living in it. For example, the city of Sanndaj, the capital of Kurdestan province in the west and bordering northern Iraq, had the highest percentage of inhabitants living in extra-legal dwellings – 53.3 percent – even though such settlements comprised only 15.6 percent of the city’s total area. Like Zahedan, Sanandaj is close to an international border where security and government control are very weak in the rural areas, especially at night; and both cities are populated predominantly by ethnic (Kurds in Sanandaj, Baluchis in Zahedan) and religious minorities (Sunni Muslims in both cities); ethnic and religious tensions exacerbate housing problems in both cities. These statistics have been alarming for some government officials, as they show that the problem of extra-legal settlements can have consequences for national security as well as the goal of poverty alleviation. Iran’s first postrevolutionary governments had to deal with the problem from the start. In the initial nine months following the Revolution, the drafters of the new constitution made it a state responsibility to address the issue of empowerment of the poor and the marginalized [mostazafin]. The 1979 constitution stipulated that illegal housing must become legalized (thereby making the state responsible for providing them with basic services). At the same time, several other measures were taken, such as the 1980 law requiring that vacant dwellings (if identified) had to be rented to those who were living in illegal settlement areas; absentee landlords could be penalized by having their properties rented or sold to people with no land or property ownership.8 Nonetheless, after the revolution and throughout the 1980s, the government enacted a series of laws and regulations, under the arazi mavat [unutilized properties], arazi shahri [urban properties], and zamin shahri [urban real states], in efforts to stop a booming, urban real state market.9 More importantly, in 1993 Parliament passed a law, ghanon-e tahiyeh-e maskan

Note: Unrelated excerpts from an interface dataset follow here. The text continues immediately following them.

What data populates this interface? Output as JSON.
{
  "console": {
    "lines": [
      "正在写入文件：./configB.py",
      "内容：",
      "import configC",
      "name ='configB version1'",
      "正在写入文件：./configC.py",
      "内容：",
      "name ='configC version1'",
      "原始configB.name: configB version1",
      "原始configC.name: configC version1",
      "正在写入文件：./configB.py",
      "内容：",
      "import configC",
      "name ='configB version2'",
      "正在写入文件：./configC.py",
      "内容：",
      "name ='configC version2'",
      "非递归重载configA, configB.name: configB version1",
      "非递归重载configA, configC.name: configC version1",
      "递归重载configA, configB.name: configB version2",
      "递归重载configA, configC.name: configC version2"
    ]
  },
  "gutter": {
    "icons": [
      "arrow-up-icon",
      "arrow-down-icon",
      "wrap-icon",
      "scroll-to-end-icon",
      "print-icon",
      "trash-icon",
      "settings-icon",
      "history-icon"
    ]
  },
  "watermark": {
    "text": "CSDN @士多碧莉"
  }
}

baraye afrad-e kamdaramad [law providing dewellings for low-income individuals], that made it mandatory for the state to provide housing for the poor. This law came into effect in 1997, with various ministries, such as the Ministry of Economics, Energy, and Housing and Urban Development, together with public foundations such as the Imam Khomeini Relief Committee and the Housing Foundation, mandated to provide low-income housing for economically marginalized groups. Despite these legal, governmental, and non-governmental measures, the dilemma of extra-legal settlements has not disappeared, and the situation may have deteriorated since 2000. In fact, during the early 2000s, extra-legal housing became part of the everyday reality for many cities. In 2002 the World Bank in collaboration with the Office of Urban Development and Rehabilitation tackled the issue. Bandar Abbas, Kermanshah, and Zahedan were some cities where the World Bank carried out research on the problems of extra-legal settlements. One year later, a joint declaration by an intera-ministerial committee was formed to come up with a common definition of informal settlements in order to incorporate the matter into the fourth development plan of the post-revolutionary era. For this reason, the Center for National Empowerment with Regard to Informal Settlement (CNERIS) was formed. This new initiative brought together the Ministries of Urban Development, Interior, Health, Energy, Labor and Welfare, Industry and Mining, National Security, Environment, and Justice as well as the Center for Management and Planning. The CNERIS, an organization responsible to each of the aforementioned ministries, was assigned the task of dealing with the informal settlements and to prevent the formation of new ones.